“First episode. First interview. First feud. First family,” Cohen told The Associated Press by phone late Thursday.
Cohen and O’Donnell have become close ever since Cohen, Trump’s former lawyer, turned against the president.
Cohen was serving time at a New York prison for tax crimes, lying to Congress and campaign finance violations when O’Donnell sent him a six-page letter.
“It was filled with kindness and empathy, and just humanity,” he said. “The first words in my response to her were, `I want to begin by apologizing from the depths of my soul for any hurt feelings that I had been involved with during those Trump times.’”
Trump and O’Donnell have engaged in a lengthy public feud.
Challenged during a presidential primary debate in 2015 about how he described some women as “fat pigs,” “dogs” and “slobs,” Trump responded by saying: “Only Rosie O’Donnell.”
O’Donnell visited Cohen while he was in prison.
He is still serving his sentence, but was furloughed to house arrest as part of a program to reduce the spread of the coronavirus behind bars.
Cohen said his podcast came together this week following the release of his memoir, “Disloyal: The True Story of the Former Personal Attorney to President Donald J. Trump.”
The podcast is being co-produced by Audio Up Media and Meidas Touch, an anti-Trump political action committee.
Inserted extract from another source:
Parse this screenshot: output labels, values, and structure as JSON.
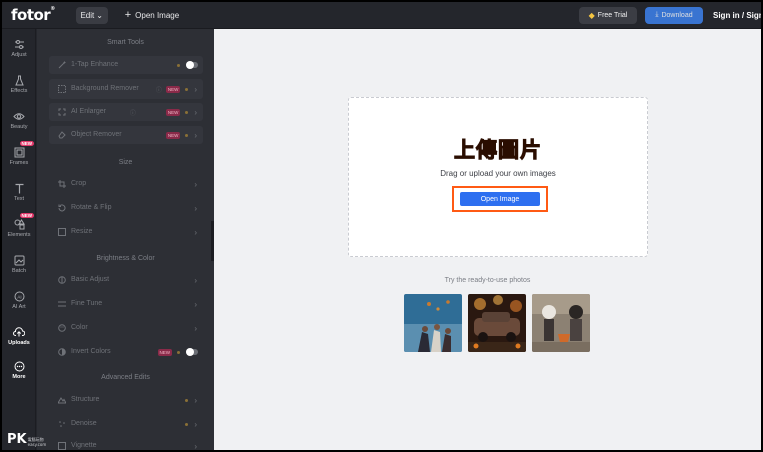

Cohen dismissed a question of attempting to cash in on his 15 minutes of fame by saying: “I appear to have had significantly greater than 15 minutes.”
Cohen also welcomed the release of journalist Bob Woodward’s book on the Trump presidency, titled “Rage,” by noting the taped interviews accompanying the book’s launch back up his own story.
“The only difference between Bob Woodward’s book and mine is his is based off 18 specific meetings,” Cohen said. “During my tenure with Trump, I had over 180,000 of those meetings.”
Adapted from reporting by Associated Press.